--- Task goal ---
Give a count of the lines below that have the string "Customer" in them, with no other words.

--- Given data ---
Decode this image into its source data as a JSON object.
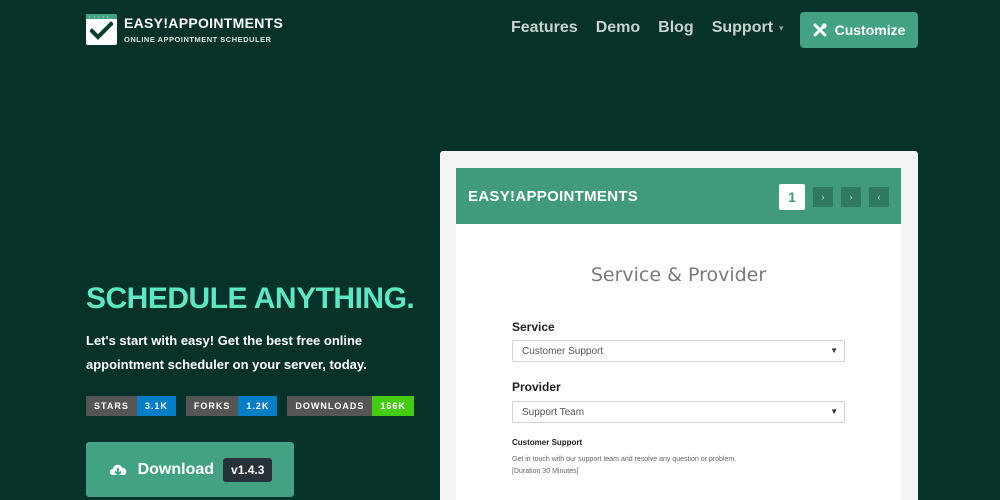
{
  "brand": {
    "title": "EASY!APPOINTMENTS",
    "subtitle": "ONLINE APPOINTMENT SCHEDULER",
    "icon": "calendar-check-icon"
  },
  "nav": {
    "items": [
      "Features",
      "Demo",
      "Blog",
      "Support"
    ],
    "support_caret": "▾",
    "customize_label": "Customize",
    "customize_icon": "tools-icon"
  },
  "hero": {
    "title": "SCHEDULE ANYTHING.",
    "text": "Let's start with easy! Get the best free online appointment scheduler on your server, today."
  },
  "badges": [
    {
      "label": "STARS",
      "value": "3.1K",
      "color": "#007ec6"
    },
    {
      "label": "FORKS",
      "value": "1.2K",
      "color": "#007ec6"
    },
    {
      "label": "DOWNLOADS",
      "value": "166K",
      "color": "#44cc11"
    }
  ],
  "download": {
    "label": "Download",
    "version": "v1.4.3",
    "icon": "cloud-download-icon"
  },
  "preview": {
    "brand": "EASY!APPOINTMENTS",
    "steps": [
      "1",
      "›",
      "›",
      "‹"
    ],
    "form_title": "Service & Provider",
    "service_label": "Service",
    "service_value": "Customer Support",
    "provider_label": "Provider",
    "provider_value": "Support Team",
    "description_title": "Customer Support",
    "description_text": "Get in touch with our support team and resolve any question or problem.",
    "description_duration": "[Duration 30 Minutes]"
  },
  "colors": {
    "background": "#063229",
    "accent": "#43a283",
    "hero_title": "#5de8c2"
  }
}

--- Written solution ---
2